Exercise inputs START

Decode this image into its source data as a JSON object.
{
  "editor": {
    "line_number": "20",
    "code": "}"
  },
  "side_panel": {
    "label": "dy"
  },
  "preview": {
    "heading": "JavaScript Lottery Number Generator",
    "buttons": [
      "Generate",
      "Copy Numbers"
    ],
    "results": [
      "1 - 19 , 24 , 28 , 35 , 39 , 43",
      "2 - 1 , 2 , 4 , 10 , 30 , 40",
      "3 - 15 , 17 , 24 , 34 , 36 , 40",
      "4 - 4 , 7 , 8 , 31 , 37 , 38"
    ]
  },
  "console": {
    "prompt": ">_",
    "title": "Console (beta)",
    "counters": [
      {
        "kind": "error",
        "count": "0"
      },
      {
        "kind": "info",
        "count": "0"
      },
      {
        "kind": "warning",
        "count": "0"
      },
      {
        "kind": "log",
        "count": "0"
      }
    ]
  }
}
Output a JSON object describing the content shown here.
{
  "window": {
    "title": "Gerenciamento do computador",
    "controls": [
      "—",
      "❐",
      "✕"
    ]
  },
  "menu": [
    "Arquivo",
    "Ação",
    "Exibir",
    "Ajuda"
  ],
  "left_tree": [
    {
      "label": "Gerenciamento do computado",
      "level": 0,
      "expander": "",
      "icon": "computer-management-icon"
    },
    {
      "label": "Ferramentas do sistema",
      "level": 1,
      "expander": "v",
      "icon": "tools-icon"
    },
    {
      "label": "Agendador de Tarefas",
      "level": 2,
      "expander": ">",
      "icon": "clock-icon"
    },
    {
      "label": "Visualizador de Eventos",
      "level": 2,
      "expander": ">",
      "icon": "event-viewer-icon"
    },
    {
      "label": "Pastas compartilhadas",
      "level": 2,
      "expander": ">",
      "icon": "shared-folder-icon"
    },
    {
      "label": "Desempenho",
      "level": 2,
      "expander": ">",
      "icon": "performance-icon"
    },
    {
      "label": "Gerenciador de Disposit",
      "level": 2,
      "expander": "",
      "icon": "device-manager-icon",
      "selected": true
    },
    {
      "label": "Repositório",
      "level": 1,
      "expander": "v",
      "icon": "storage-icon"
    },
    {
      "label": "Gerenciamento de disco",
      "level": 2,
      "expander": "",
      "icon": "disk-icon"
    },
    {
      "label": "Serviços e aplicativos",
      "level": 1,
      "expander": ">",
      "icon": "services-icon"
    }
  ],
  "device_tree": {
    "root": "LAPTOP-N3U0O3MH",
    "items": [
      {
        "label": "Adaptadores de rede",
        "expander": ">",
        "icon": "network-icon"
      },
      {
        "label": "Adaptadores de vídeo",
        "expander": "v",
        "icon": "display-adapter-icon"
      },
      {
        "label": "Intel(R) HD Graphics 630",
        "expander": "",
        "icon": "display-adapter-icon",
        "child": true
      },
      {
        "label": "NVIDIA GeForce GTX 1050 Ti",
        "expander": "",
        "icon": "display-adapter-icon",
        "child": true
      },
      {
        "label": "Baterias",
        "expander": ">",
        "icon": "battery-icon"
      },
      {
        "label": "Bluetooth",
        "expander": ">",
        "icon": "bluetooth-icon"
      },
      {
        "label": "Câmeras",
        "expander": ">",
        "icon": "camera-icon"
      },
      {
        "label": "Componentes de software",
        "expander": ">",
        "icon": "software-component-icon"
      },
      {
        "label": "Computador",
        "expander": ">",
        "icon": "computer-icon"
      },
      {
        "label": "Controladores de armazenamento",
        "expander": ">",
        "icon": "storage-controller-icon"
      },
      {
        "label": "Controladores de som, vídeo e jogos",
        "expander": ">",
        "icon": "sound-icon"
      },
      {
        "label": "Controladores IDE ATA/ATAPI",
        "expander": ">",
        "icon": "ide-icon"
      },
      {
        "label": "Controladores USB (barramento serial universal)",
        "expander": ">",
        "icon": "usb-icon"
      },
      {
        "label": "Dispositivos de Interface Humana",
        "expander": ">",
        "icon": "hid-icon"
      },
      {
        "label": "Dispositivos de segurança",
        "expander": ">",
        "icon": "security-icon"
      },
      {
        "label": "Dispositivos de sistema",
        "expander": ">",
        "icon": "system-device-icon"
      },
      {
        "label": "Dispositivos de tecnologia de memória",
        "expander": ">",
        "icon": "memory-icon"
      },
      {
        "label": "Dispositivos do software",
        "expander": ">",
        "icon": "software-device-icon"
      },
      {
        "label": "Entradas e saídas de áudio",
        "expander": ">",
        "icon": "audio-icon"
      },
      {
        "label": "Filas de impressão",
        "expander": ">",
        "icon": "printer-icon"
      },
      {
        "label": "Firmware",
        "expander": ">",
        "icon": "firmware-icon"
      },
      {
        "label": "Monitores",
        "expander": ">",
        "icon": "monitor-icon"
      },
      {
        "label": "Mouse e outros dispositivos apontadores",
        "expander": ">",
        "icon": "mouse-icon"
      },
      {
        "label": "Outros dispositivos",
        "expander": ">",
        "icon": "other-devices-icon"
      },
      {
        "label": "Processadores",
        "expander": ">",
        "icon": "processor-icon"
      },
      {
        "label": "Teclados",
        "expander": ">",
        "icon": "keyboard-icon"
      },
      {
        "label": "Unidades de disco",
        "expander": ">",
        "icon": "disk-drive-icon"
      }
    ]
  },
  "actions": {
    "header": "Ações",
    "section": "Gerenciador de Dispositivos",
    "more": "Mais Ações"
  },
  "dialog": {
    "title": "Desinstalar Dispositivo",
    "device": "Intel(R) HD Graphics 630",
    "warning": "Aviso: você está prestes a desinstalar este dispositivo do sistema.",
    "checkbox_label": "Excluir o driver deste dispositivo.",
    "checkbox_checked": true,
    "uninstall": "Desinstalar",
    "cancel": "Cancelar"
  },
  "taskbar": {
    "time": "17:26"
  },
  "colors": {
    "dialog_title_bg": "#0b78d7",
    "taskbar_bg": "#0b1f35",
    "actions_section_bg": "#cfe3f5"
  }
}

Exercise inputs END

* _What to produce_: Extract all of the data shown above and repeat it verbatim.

* _Answer to this task_:
Decode this image into its source data as a JSON object.
{
  "editor": {
    "line_number": "20",
    "code": "}"
  },
  "side_panel": {
    "label": "dy"
  },
  "preview": {
    "heading": "JavaScript Lottery Number Generator",
    "buttons": [
      "Generate",
      "Copy Numbers"
    ],
    "results": [
      "1 - 19 , 24 , 28 , 35 , 39 , 43",
      "2 - 1 , 2 , 4 , 10 , 30 , 40",
      "3 - 15 , 17 , 24 , 34 , 36 , 40",
      "4 - 4 , 7 , 8 , 31 , 37 , 38"
    ]
  },
  "console": {
    "prompt": ">_",
    "title": "Console (beta)",
    "counters": [
      {
        "kind": "error",
        "count": "0"
      },
      {
        "kind": "info",
        "count": "0"
      },
      {
        "kind": "warning",
        "count": "0"
      },
      {
        "kind": "log",
        "count": "0"
      }
    ]
  }
}
Output a JSON object describing the content shown here.
{
  "window": {
    "title": "Gerenciamento do computador",
    "controls": [
      "—",
      "❐",
      "✕"
    ]
  },
  "menu": [
    "Arquivo",
    "Ação",
    "Exibir",
    "Ajuda"
  ],
  "left_tree": [
    {
      "label": "Gerenciamento do computado",
      "level": 0,
      "expander": "",
      "icon": "computer-management-icon"
    },
    {
      "label": "Ferramentas do sistema",
      "level": 1,
      "expander": "v",
      "icon": "tools-icon"
    },
    {
      "label": "Agendador de Tarefas",
      "level": 2,
      "expander": ">",
      "icon": "clock-icon"
    },
    {
      "label": "Visualizador de Eventos",
      "level": 2,
      "expander": ">",
      "icon": "event-viewer-icon"
    },
    {
      "label": "Pastas compartilhadas",
      "level": 2,
      "expander": ">",
      "icon": "shared-folder-icon"
    },
    {
      "label": "Desempenho",
      "level": 2,
      "expander": ">",
      "icon": "performance-icon"
    },
    {
      "label": "Gerenciador de Disposit",
      "level": 2,
      "expander": "",
      "icon": "device-manager-icon",
      "selected": true
    },
    {
      "label": "Repositório",
      "level": 1,
      "expander": "v",
      "icon": "storage-icon"
    },
    {
      "label": "Gerenciamento de disco",
      "level": 2,
      "expander": "",
      "icon": "disk-icon"
    },
    {
      "label": "Serviços e aplicativos",
      "level": 1,
      "expander": ">",
      "icon": "services-icon"
    }
  ],
  "device_tree": {
    "root": "LAPTOP-N3U0O3MH",
    "items": [
      {
        "label": "Adaptadores de rede",
        "expander": ">",
        "icon": "network-icon"
      },
      {
        "label": "Adaptadores de vídeo",
        "expander": "v",
        "icon": "display-adapter-icon"
      },
      {
        "label": "Intel(R) HD Graphics 630",
        "expander": "",
        "icon": "display-adapter-icon",
        "child": true
      },
      {
        "label": "NVIDIA GeForce GTX 1050 Ti",
        "expander": "",
        "icon": "display-adapter-icon",
        "child": true
      },
      {
        "label": "Baterias",
        "expander": ">",
        "icon": "battery-icon"
      },
      {
        "label": "Bluetooth",
        "expander": ">",
        "icon": "bluetooth-icon"
      },
      {
        "label": "Câmeras",
        "expander": ">",
        "icon": "camera-icon"
      },
      {
        "label": "Componentes de software",
        "expander": ">",
        "icon": "software-component-icon"
      },
      {
        "label": "Computador",
        "expander": ">",
        "icon": "computer-icon"
      },
      {
        "label": "Controladores de armazenamento",
        "expander": ">",
        "icon": "storage-controller-icon"
      },
      {
        "label": "Controladores de som, vídeo e jogos",
        "expander": ">",
        "icon": "sound-icon"
      },
      {
        "label": "Controladores IDE ATA/ATAPI",
        "expander": ">",
        "icon": "ide-icon"
      },
      {
        "label": "Controladores USB (barramento serial universal)",
        "expander": ">",
        "icon": "usb-icon"
      },
      {
        "label": "Dispositivos de Interface Humana",
        "expander": ">",
        "icon": "hid-icon"
      },
      {
        "label": "Dispositivos de segurança",
        "expander": ">",
        "icon": "security-icon"
      },
      {
        "label": "Dispositivos de sistema",
        "expander": ">",
        "icon": "system-device-icon"
      },
      {
        "label": "Dispositivos de tecnologia de memória",
        "expander": ">",
        "icon": "memory-icon"
      },
      {
        "label": "Dispositivos do software",
        "expander": ">",
        "icon": "software-device-icon"
      },
      {
        "label": "Entradas e saídas de áudio",
        "expander": ">",
        "icon": "audio-icon"
      },
      {
        "label": "Filas de impressão",
        "expander": ">",
        "icon": "printer-icon"
      },
      {
        "label": "Firmware",
        "expander": ">",
        "icon": "firmware-icon"
      },
      {
        "label": "Monitores",
        "expander": ">",
        "icon": "monitor-icon"
      },
      {
        "label": "Mouse e outros dispositivos apontadores",
        "expander": ">",
        "icon": "mouse-icon"
      },
      {
        "label": "Outros dispositivos",
        "expander": ">",
        "icon": "other-devices-icon"
      },
      {
        "label": "Processadores",
        "expander": ">",
        "icon": "processor-icon"
      },
      {
        "label": "Teclados",
        "expander": ">",
        "icon": "keyboard-icon"
      },
      {
        "label": "Unidades de disco",
        "expander": ">",
        "icon": "disk-drive-icon"
      }
    ]
  },
  "actions": {
    "header": "Ações",
    "section": "Gerenciador de Dispositivos",
    "more": "Mais Ações"
  },
  "dialog": {
    "title": "Desinstalar Dispositivo",
    "device": "Intel(R) HD Graphics 630",
    "warning": "Aviso: você está prestes a desinstalar este dispositivo do sistema.",
    "checkbox_label": "Excluir o driver deste dispositivo.",
    "checkbox_checked": true,
    "uninstall": "Desinstalar",
    "cancel": "Cancelar"
  },
  "taskbar": {
    "time": "17:26"
  },
  "colors": {
    "dialog_title_bg": "#0b78d7",
    "taskbar_bg": "#0b1f35",
    "actions_section_bg": "#cfe3f5"
  }
}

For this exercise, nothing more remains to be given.